→ **TASK OBJECTIVE**
The answer must consist of each line below that contains the string "date".

→ **Items listed in a dataset**
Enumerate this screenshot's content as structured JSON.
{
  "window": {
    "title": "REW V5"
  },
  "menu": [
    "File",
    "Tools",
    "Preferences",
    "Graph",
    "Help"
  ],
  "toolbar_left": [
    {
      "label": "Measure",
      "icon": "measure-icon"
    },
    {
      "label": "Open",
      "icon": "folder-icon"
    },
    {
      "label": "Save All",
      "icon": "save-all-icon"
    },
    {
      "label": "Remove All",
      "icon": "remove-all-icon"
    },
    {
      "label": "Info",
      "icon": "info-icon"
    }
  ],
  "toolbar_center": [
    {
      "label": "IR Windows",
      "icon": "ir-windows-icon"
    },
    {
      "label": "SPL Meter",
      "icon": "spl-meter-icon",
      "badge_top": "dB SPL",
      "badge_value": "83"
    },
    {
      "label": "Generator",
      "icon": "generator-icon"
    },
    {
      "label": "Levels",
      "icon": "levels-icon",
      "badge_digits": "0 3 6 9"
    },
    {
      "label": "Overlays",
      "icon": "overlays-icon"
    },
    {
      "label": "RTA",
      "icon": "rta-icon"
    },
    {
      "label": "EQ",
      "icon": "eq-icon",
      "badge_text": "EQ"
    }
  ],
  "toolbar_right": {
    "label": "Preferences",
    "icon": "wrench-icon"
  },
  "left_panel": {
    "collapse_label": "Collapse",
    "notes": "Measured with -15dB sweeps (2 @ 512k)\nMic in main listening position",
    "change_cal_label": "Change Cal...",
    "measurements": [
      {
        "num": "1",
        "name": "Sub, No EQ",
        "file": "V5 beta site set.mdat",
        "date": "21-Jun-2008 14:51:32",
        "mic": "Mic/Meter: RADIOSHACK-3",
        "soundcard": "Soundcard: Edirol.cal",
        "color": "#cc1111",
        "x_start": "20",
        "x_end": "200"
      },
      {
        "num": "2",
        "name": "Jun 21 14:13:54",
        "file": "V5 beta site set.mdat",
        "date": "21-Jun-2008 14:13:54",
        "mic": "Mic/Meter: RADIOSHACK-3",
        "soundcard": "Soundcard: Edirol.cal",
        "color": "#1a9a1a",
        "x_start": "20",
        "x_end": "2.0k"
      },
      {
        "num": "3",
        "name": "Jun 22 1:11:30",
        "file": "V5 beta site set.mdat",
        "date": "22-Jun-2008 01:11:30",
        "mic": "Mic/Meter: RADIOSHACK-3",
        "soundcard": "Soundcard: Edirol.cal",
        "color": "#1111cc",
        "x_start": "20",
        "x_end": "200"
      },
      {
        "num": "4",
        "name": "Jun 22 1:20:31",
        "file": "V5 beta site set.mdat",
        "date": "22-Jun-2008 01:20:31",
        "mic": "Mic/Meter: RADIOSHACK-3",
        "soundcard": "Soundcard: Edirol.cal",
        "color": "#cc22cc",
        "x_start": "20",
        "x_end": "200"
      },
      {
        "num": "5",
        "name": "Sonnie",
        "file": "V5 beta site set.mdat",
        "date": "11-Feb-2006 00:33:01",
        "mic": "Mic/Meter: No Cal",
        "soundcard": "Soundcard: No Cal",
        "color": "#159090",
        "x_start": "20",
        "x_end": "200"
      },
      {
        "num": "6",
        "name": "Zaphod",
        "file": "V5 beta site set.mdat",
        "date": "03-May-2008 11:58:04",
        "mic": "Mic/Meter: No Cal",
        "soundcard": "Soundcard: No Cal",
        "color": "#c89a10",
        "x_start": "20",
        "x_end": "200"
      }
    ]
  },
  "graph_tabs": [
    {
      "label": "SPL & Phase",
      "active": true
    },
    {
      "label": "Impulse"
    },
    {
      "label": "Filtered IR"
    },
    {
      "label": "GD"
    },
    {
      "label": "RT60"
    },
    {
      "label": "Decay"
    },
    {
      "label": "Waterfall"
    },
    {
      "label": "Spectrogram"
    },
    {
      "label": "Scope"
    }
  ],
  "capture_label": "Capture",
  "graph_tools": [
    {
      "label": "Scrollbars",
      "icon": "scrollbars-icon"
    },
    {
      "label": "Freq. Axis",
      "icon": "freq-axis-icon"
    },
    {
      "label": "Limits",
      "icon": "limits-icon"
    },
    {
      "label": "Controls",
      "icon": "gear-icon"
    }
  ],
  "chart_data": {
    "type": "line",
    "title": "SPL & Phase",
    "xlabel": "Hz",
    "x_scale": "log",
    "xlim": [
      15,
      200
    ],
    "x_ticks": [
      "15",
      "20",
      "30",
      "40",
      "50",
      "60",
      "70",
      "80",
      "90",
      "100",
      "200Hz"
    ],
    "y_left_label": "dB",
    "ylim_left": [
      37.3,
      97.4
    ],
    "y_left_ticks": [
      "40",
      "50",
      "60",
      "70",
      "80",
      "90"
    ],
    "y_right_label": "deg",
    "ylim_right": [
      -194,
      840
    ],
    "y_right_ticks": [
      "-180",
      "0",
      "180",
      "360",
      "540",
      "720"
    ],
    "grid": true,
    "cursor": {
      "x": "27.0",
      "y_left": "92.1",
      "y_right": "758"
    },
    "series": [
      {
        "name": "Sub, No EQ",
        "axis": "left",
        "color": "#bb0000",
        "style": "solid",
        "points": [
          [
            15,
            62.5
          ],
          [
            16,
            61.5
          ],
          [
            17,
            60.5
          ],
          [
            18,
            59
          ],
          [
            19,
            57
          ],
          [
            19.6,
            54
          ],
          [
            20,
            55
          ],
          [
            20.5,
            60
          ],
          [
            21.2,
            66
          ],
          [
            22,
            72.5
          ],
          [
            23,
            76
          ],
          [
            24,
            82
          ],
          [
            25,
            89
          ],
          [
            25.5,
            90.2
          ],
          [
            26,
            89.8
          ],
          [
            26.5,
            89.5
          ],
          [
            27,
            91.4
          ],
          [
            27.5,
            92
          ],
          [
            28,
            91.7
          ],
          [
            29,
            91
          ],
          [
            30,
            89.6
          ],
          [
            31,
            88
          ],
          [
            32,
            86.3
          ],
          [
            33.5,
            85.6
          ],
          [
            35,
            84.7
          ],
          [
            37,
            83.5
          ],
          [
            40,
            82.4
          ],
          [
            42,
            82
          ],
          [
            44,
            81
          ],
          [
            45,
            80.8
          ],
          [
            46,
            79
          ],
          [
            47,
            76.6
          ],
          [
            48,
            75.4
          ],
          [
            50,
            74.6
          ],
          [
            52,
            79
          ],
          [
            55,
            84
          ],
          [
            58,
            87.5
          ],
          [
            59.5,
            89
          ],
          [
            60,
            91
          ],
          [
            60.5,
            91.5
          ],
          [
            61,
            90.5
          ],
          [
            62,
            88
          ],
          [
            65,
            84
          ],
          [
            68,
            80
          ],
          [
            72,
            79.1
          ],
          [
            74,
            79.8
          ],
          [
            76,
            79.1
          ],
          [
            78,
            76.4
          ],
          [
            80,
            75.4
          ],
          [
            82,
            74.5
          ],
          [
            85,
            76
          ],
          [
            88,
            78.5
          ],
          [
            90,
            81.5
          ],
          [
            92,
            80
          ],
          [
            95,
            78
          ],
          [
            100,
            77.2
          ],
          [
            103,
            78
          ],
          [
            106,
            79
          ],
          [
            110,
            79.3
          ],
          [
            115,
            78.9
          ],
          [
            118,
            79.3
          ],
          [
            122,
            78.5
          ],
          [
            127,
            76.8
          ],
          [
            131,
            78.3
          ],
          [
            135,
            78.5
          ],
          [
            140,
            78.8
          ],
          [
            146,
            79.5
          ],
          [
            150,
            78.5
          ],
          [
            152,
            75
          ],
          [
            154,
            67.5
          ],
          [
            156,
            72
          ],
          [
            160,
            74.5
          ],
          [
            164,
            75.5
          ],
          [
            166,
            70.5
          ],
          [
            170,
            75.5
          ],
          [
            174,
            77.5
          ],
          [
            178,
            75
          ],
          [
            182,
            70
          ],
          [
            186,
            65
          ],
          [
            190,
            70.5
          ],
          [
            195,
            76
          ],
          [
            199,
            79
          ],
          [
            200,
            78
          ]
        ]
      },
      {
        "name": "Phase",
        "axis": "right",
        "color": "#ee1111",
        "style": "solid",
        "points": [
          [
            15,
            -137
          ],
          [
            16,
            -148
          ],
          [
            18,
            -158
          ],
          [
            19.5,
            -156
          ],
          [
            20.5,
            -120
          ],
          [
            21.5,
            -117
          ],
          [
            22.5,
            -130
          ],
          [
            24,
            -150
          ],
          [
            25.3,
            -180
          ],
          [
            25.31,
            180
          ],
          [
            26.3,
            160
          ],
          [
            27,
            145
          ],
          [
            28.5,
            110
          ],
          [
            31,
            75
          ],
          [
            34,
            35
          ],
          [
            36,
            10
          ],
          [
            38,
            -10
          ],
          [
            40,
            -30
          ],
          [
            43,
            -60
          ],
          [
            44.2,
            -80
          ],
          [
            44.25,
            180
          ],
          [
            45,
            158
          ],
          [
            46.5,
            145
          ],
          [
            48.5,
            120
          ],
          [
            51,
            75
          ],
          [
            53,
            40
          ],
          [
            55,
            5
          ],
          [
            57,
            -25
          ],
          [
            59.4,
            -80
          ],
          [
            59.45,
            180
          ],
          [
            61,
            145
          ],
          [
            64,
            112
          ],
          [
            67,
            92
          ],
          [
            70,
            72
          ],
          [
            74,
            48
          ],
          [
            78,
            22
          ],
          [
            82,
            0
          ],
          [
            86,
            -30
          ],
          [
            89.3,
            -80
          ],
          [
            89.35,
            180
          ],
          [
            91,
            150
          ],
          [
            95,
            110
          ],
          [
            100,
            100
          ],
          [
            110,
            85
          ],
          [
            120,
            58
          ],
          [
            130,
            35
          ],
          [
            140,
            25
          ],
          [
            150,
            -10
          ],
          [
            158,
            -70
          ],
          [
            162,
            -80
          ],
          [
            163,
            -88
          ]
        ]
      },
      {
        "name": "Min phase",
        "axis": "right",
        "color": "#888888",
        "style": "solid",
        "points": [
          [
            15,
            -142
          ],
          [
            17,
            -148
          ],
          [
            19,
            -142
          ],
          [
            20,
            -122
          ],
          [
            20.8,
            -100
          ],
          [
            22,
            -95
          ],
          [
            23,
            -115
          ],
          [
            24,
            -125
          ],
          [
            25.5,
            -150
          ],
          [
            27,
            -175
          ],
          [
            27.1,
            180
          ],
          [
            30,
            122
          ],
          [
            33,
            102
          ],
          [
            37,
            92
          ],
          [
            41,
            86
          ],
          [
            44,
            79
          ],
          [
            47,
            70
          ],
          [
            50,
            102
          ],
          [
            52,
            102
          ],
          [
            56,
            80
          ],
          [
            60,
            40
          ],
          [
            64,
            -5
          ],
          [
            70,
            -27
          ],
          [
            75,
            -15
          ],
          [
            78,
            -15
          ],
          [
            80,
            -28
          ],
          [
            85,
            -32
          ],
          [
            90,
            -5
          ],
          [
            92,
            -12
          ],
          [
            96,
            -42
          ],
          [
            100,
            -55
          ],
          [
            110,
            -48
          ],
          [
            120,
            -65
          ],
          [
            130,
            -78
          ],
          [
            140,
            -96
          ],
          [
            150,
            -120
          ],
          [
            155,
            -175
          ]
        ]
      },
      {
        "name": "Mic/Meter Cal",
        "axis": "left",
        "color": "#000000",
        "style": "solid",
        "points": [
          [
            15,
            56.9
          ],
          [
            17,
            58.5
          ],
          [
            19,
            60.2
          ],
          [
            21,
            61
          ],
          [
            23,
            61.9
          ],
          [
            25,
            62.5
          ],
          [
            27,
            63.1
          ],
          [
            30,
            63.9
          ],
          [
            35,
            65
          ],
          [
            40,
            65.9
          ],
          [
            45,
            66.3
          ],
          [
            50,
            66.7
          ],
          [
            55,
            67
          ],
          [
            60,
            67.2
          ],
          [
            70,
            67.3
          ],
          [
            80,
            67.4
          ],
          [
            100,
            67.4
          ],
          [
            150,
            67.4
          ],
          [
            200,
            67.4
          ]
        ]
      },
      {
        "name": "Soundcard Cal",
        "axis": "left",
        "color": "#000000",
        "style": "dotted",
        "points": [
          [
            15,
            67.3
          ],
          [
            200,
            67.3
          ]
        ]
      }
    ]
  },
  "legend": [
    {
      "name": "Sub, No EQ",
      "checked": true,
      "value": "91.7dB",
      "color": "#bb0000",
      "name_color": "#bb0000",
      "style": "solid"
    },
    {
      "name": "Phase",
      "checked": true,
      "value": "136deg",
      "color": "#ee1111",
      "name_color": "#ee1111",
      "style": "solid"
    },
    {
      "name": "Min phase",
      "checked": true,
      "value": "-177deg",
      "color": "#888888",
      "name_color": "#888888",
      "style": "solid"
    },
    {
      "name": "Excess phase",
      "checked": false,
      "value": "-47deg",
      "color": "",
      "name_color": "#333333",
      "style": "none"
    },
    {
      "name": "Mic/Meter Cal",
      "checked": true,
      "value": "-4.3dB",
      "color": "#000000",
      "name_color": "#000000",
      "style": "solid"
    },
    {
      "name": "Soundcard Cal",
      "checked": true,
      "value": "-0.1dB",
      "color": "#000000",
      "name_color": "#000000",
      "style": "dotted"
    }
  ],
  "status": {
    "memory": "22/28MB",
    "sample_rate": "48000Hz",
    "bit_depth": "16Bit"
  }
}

→ **EXERCISE OUTPUT**
        "date": "21-Jun-2008 14:51:32",
        "date": "21-Jun-2008 14:13:54",
        "date": "22-Jun-2008 01:11:30",
        "date": "22-Jun-2008 01:20:31",
        "date": "11-Feb-2006 00:33:01",
        "date": "03-May-2008 11:58:04",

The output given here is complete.